Friday, March 17, 2023

Paternalistically enhancing autonomy

Sometimes you are about to tell someone something, and they say: “I don’t want to hear about it.” Yet in some cases, the thing one wanted to tell them is actually rationally relevant to a decision they need to make, and without the information their decision will be less truly theirs.

Imagine, for instance, you have a friend who needs an organ transplant and is planning to travel to China to get the organ transplant. You start to tell them that you read that China engages (or at least recently engaged) in forced organ harvesting among executed prisoners, but they try to shut you up. Yet you keep on speaking. In doing so, you are being paternalistic, but your paternalism enables them to make a more truly informed, and hence autonomous, decision.

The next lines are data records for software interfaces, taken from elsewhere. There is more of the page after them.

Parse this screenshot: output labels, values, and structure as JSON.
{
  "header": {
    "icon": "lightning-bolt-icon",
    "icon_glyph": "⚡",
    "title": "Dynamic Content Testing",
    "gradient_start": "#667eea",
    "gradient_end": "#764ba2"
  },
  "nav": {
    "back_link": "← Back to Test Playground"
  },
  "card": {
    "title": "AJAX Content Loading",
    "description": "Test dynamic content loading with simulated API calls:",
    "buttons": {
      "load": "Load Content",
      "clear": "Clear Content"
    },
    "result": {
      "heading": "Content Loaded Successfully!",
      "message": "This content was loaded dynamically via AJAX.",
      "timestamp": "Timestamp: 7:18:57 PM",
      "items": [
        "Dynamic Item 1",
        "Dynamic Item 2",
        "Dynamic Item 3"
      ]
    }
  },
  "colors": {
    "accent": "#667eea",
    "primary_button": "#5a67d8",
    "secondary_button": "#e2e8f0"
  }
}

It sounds strange to think of paternalism as supporting autonomy, but if we think of autonomy in a Kantian way as tied to genuine rationality, rather than in a shallow desire-fulfillment way, then we will realize that a person can (e.g., through deliberate ignorance) act against their own autonomy, and there may be room for a healthy paternalism in restoring them to autonomy against their own desires. This kind of thing should be rare (except in the case of literal parents!), but it is also the kind of thing friends need to do for friends at times.

No comments: